TRENTON, New Jersey — Gov. Chris Christie has not decided whether to sign legislation to help economically struggling Atlantic City, yet local officials have already begun arguing over potential tax proceeds contained in the measure.
The bill in question is one of five passed in June by the Democrat-led Legislature. The measure lets Atlantic City's eight casinos make payments in lieu of taxes for 15 years, allowing the gambling halls to know exactly how much they owe instead of facing huge potential increases.
The legislation comes at a time of upheaval in New Jersey's gambling market, and as Christie seeks the Republican nomination for the White House.
Four of Atlantic City's 12 casinos shut down last year, and state officials are debating whether to let voters decide whether to expand casino gambling to other parts of the state.
The disagreement centers on how much tax revenue from the payment-in-lieu-of-taxes plan should be divided between Atlantic City and other governments in Atlantic County.
From the view of some municipal officials in the county the legislation does not specify how the funds should be split up, and that apparent ambiguity has resulted in sharp disagreements between one camp that wants to see Christie sign the legislation and another that wants him to conditionally veto the measure.
The clash dates to a January agreement between Atlantic County municipalities and Atlantic City Mayor Don Guardian, who is a Republican, in which the sides acknowledged that the county would receive 13.5 percent of the tax payment received by the city through the PILOT program. That's higher than the nearly 11 percent the county received in the last tax year.
The payment-in-lieu-of-taxes measure would let the casinos collectively pay $150 million for the first two years and $120 million annually for 13 years, assuming gambling revenue stays within certain ranges in the city.
Guardian says he made the deal before the final bill was passed and expected the city to be getting more revenue than was written into the measure that passed.
The dispute spilled into the public forum when the Atlantic County Mayors Association publicized a letter and resolution last month asking Christie to conditionally veto the PILOT program and instead specify the 13.5 percent payment to the county.
Galloway Township Mayor Don Purdy, a Republican, supports the 13.5 percent threshold and says his municipality would see a modest increase in tax revenue of about $20,000, compared with a tax burden of up to $2 million more under the current scenario. He estimated local taxes might have to increase if the lower percentage prevails.
Purdy said Guardian is doing a good job in Atlantic City and wants to see a PILOT plan move forward, but has reservations.
"The most important thing is mayors are supportive of the PILOT," he said. "Just not in its current form."
Democratic state Sen. Jim Whelan takes issue with the mayor's association's desire for a higher percentage.
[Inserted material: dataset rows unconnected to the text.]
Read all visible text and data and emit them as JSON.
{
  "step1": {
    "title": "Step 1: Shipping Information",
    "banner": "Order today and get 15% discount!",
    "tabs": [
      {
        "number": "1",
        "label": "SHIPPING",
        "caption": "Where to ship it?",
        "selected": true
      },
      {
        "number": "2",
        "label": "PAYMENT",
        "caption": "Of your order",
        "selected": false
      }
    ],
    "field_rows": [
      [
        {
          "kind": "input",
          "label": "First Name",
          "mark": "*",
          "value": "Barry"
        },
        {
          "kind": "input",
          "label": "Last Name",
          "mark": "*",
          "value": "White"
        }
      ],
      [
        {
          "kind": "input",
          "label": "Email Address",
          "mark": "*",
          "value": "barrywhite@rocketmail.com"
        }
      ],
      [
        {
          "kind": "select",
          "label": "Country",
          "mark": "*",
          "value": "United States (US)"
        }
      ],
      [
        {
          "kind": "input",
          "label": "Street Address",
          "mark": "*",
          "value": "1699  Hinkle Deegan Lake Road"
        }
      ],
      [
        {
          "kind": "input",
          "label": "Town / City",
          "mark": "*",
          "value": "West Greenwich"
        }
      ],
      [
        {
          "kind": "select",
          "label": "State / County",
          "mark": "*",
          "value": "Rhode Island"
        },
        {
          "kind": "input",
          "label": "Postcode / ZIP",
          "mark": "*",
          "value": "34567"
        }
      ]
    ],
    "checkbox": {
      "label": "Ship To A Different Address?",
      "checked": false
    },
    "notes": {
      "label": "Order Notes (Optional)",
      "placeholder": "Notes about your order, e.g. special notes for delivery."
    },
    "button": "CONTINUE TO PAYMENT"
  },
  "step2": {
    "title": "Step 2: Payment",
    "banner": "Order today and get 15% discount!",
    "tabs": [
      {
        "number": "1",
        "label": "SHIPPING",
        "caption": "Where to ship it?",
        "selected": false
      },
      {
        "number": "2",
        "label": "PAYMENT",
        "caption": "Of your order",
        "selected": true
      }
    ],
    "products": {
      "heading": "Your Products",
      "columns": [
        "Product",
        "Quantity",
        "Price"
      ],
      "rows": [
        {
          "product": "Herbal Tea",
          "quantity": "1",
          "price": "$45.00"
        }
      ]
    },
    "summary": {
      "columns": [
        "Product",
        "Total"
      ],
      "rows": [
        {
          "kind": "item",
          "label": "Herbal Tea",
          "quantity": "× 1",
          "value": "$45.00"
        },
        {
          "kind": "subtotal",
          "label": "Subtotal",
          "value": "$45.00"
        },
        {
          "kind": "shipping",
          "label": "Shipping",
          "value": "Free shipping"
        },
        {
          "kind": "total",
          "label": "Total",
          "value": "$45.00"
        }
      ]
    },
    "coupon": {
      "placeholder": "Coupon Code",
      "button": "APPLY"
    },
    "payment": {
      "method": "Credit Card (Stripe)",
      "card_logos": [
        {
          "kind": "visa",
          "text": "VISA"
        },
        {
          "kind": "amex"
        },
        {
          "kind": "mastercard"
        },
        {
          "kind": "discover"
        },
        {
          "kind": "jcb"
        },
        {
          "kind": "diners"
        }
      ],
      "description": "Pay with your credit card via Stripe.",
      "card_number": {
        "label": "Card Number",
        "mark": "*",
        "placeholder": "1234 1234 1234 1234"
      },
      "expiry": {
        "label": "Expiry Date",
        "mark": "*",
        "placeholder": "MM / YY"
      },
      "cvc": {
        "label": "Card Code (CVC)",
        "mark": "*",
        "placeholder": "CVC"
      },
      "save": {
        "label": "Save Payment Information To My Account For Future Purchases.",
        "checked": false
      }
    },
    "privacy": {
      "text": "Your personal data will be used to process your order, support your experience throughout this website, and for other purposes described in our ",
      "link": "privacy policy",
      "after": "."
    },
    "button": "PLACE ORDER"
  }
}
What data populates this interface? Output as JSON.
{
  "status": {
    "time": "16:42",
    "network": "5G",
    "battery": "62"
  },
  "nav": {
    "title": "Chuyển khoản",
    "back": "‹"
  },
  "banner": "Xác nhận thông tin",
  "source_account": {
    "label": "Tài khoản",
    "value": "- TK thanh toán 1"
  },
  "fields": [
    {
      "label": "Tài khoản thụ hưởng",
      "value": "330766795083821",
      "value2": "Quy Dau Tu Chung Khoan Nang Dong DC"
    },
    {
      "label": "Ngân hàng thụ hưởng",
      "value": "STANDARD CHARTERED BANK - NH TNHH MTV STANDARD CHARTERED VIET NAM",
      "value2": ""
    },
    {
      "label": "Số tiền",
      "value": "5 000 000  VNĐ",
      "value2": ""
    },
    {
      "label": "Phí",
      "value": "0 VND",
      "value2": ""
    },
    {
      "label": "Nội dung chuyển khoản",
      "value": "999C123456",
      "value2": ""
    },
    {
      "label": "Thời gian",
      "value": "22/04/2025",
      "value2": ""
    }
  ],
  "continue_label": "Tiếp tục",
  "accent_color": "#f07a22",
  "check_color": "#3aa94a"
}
Whelan said the principal reason for the plan was the collapse of the casinos' property, and with them, the city's tax revenue, which also affects the county's receipts.
"Everybody wants to do this without any pain," Whelan said. "There's pain here."
Senate President Steve Sweeney, who authored the legislation, said it's frustrating to see the disagreements.
"They're all trying to position themselves to blame someone else," Sweeney said. "I do understand the mayors wanting to take a position ... but how do you expect Atlantic City to pay more than their share going forward when they're the most financially challenged?"
Whelan disputed the association's point that the legislation is vague about how the tax money would be distributed. He pointed to a section of the legislation that indicates the current rate would apply.
The Casino Association of New Jersey, which represents the gambling industry in Atlantic City, took aim in a recent statement at both the city and the county.
"We cannot afford to waste any more time. The economic stability of the city, region and state depend on it. Therefore, we urge all officials (city, county and state) to do what is necessary to work with the administration to implement the economic revitalization legislation," the association said in a statement.
Guardian said the city has taken cost-cutting measures already, trimming the city's budget by $40 million.
"We're living every week with whatever changes happen. This is nothing new for us," he said. "But we'd like some stability right now."
Christie's office declined to answer questions about the bill and typically does not comment on measures before the governor acts on them.
The other measures on Christie's desk would create new state education aid just for Atlantic City (without saying how much); mandate health insurance and retirement benefits for casino workers (without mandating specific amounts of coverage); divert alternative investment taxes the casinos now pay for redevelopment projects to help pay down Atlantic City's debt; and eliminate the Atlantic City Alliance and use its $30 million annual budget for other, as-yet undetermined ways to help the city